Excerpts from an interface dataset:

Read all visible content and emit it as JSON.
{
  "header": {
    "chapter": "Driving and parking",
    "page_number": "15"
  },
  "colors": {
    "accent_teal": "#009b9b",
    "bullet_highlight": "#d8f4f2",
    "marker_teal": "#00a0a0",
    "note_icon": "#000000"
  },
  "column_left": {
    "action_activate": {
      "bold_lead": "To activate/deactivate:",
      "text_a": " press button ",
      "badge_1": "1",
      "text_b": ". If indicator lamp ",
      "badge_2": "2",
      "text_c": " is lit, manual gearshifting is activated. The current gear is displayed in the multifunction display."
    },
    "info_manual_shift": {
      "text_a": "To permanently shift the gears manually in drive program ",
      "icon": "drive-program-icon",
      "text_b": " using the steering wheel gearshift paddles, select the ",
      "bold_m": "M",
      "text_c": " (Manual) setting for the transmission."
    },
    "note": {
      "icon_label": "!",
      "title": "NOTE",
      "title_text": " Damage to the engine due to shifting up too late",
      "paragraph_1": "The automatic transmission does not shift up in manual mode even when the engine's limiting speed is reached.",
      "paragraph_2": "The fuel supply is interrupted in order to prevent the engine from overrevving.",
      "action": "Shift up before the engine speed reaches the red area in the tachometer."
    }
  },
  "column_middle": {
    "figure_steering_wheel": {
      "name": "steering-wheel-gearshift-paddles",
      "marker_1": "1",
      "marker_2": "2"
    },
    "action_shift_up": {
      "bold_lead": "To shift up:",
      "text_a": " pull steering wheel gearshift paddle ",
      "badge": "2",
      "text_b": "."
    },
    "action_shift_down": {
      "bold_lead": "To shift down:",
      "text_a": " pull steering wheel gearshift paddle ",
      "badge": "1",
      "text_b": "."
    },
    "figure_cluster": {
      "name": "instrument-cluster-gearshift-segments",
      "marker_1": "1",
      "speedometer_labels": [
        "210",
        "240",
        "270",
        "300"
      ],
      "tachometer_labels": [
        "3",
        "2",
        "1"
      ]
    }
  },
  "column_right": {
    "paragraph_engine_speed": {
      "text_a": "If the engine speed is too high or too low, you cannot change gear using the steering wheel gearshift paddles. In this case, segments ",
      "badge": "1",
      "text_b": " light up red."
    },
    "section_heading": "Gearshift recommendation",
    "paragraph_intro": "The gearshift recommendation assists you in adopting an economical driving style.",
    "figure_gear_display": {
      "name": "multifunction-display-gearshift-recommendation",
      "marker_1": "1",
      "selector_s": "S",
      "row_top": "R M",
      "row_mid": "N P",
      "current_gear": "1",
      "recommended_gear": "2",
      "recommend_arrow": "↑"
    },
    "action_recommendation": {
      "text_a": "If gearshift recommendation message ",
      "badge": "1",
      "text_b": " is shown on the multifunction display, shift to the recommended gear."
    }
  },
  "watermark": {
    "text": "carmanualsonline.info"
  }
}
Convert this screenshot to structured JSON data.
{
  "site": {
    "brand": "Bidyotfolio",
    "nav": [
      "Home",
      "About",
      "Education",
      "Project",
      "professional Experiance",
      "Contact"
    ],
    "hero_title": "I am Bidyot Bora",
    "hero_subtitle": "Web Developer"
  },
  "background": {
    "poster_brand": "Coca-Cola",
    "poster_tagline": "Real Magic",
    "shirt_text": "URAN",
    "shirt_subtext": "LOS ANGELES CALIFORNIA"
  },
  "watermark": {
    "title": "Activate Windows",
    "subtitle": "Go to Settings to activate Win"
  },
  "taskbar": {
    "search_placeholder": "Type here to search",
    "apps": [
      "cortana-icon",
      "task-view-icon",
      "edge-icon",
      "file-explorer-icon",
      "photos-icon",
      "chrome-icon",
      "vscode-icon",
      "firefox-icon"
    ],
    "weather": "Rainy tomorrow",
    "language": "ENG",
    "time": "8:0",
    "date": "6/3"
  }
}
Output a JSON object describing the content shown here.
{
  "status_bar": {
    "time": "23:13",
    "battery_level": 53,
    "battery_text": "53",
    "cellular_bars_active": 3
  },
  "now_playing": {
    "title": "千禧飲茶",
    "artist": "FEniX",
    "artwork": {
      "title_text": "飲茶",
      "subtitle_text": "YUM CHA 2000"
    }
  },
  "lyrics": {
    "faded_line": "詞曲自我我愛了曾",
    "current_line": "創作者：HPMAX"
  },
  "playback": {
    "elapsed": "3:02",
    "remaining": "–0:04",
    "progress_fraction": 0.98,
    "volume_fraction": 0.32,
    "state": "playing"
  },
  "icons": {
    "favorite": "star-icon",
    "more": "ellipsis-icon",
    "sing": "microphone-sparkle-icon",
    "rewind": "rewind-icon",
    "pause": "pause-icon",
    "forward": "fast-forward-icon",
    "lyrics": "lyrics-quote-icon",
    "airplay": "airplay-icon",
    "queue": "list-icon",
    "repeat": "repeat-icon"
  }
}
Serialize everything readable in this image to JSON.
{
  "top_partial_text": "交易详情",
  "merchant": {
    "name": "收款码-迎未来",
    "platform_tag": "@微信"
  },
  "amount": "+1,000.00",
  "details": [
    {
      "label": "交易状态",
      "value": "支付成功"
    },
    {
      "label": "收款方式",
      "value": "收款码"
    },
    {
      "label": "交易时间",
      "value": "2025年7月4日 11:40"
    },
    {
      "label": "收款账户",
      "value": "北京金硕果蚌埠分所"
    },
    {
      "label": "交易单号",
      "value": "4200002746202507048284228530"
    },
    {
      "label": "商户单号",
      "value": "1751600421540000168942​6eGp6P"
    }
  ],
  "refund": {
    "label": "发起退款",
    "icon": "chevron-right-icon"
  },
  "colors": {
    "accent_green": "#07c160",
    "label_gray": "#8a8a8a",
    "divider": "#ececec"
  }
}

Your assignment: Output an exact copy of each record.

Reply to the task:
Read all visible content and emit it as JSON.
{
  "header": {
    "chapter": "Driving and parking",
    "page_number": "15"
  },
  "colors": {
    "accent_teal": "#009b9b",
    "bullet_highlight": "#d8f4f2",
    "marker_teal": "#00a0a0",
    "note_icon": "#000000"
  },
  "column_left": {
    "action_activate": {
      "bold_lead": "To activate/deactivate:",
      "text_a": " press button ",
      "badge_1": "1",
      "text_b": ". If indicator lamp ",
      "badge_2": "2",
      "text_c": " is lit, manual gearshifting is activated. The current gear is displayed in the multifunction display."
    },
    "info_manual_shift": {
      "text_a": "To permanently shift the gears manually in drive program ",
      "icon": "drive-program-icon",
      "text_b": " using the steering wheel gearshift paddles, select the ",
      "bold_m": "M",
      "text_c": " (Manual) setting for the transmission."
    },
    "note": {
      "icon_label": "!",
      "title": "NOTE",
      "title_text": " Damage to the engine due to shifting up too late",
      "paragraph_1": "The automatic transmission does not shift up in manual mode even when the engine's limiting speed is reached.",
      "paragraph_2": "The fuel supply is interrupted in order to prevent the engine from overrevving.",
      "action": "Shift up before the engine speed reaches the red area in the tachometer."
    }
  },
  "column_middle": {
    "figure_steering_wheel": {
      "name": "steering-wheel-gearshift-paddles",
      "marker_1": "1",
      "marker_2": "2"
    },
    "action_shift_up": {
      "bold_lead": "To shift up:",
      "text_a": " pull steering wheel gearshift paddle ",
      "badge": "2",
      "text_b": "."
    },
    "action_shift_down": {
      "bold_lead": "To shift down:",
      "text_a": " pull steering wheel gearshift paddle ",
      "badge": "1",
      "text_b": "."
    },
    "figure_cluster": {
      "name": "instrument-cluster-gearshift-segments",
      "marker_1": "1",
      "speedometer_labels": [
        "210",
        "240",
        "270",
        "300"
      ],
      "tachometer_labels": [
        "3",
        "2",
        "1"
      ]
    }
  },
  "column_right": {
    "paragraph_engine_speed": {
      "text_a": "If the engine speed is too high or too low, you cannot change gear using the steering wheel gearshift paddles. In this case, segments ",
      "badge": "1",
      "text_b": " light up red."
    },
    "section_heading": "Gearshift recommendation",
    "paragraph_intro": "The gearshift recommendation assists you in adopting an economical driving style.",
    "figure_gear_display": {
      "name": "multifunction-display-gearshift-recommendation",
      "marker_1": "1",
      "selector_s": "S",
      "row_top": "R M",
      "row_mid": "N P",
      "current_gear": "1",
      "recommended_gear": "2",
      "recommend_arrow": "↑"
    },
    "action_recommendation": {
      "text_a": "If gearshift recommendation message ",
      "badge": "1",
      "text_b": " is shown on the multifunction display, shift to the recommended gear."
    }
  },
  "watermark": {
    "text": "carmanualsonline.info"
  }
}
Convert this screenshot to structured JSON data.
{
  "site": {
    "brand": "Bidyotfolio",
    "nav": [
      "Home",
      "About",
      "Education",
      "Project",
      "professional Experiance",
      "Contact"
    ],
    "hero_title": "I am Bidyot Bora",
    "hero_subtitle": "Web Developer"
  },
  "background": {
    "poster_brand": "Coca-Cola",
    "poster_tagline": "Real Magic",
    "shirt_text": "URAN",
    "shirt_subtext": "LOS ANGELES CALIFORNIA"
  },
  "watermark": {
    "title": "Activate Windows",
    "subtitle": "Go to Settings to activate Win"
  },
  "taskbar": {
    "search_placeholder": "Type here to search",
    "apps": [
      "cortana-icon",
      "task-view-icon",
      "edge-icon",
      "file-explorer-icon",
      "photos-icon",
      "chrome-icon",
      "vscode-icon",
      "firefox-icon"
    ],
    "weather": "Rainy tomorrow",
    "language": "ENG",
    "time": "8:0",
    "date": "6/3"
  }
}
Output a JSON object describing the content shown here.
{
  "status_bar": {
    "time": "23:13",
    "battery_level": 53,
    "battery_text": "53",
    "cellular_bars_active": 3
  },
  "now_playing": {
    "title": "千禧飲茶",
    "artist": "FEniX",
    "artwork": {
      "title_text": "飲茶",
      "subtitle_text": "YUM CHA 2000"
    }
  },
  "lyrics": {
    "faded_line": "詞曲自我我愛了曾",
    "current_line": "創作者：HPMAX"
  },
  "playback": {
    "elapsed": "3:02",
    "remaining": "–0:04",
    "progress_fraction": 0.98,
    "volume_fraction": 0.32,
    "state": "playing"
  },
  "icons": {
    "favorite": "star-icon",
    "more": "ellipsis-icon",
    "sing": "microphone-sparkle-icon",
    "rewind": "rewind-icon",
    "pause": "pause-icon",
    "forward": "fast-forward-icon",
    "lyrics": "lyrics-quote-icon",
    "airplay": "airplay-icon",
    "queue": "list-icon",
    "repeat": "repeat-icon"
  }
}
Serialize everything readable in this image to JSON.
{
  "top_partial_text": "交易详情",
  "merchant": {
    "name": "收款码-迎未来",
    "platform_tag": "@微信"
  },
  "amount": "+1,000.00",
  "details": [
    {
      "label": "交易状态",
      "value": "支付成功"
    },
    {
      "label": "收款方式",
      "value": "收款码"
    },
    {
      "label": "交易时间",
      "value": "2025年7月4日 11:40"
    },
    {
      "label": "收款账户",
      "value": "北京金硕果蚌埠分所"
    },
    {
      "label": "交易单号",
      "value": "4200002746202507048284228530"
    },
    {
      "label": "商户单号",
      "value": "1751600421540000168942​6eGp6P"
    }
  ],
  "refund": {
    "label": "发起退款",
    "icon": "chevron-right-icon"
  },
  "colors": {
    "accent_green": "#07c160",
    "label_gray": "#8a8a8a",
    "divider": "#ececec"
  }
}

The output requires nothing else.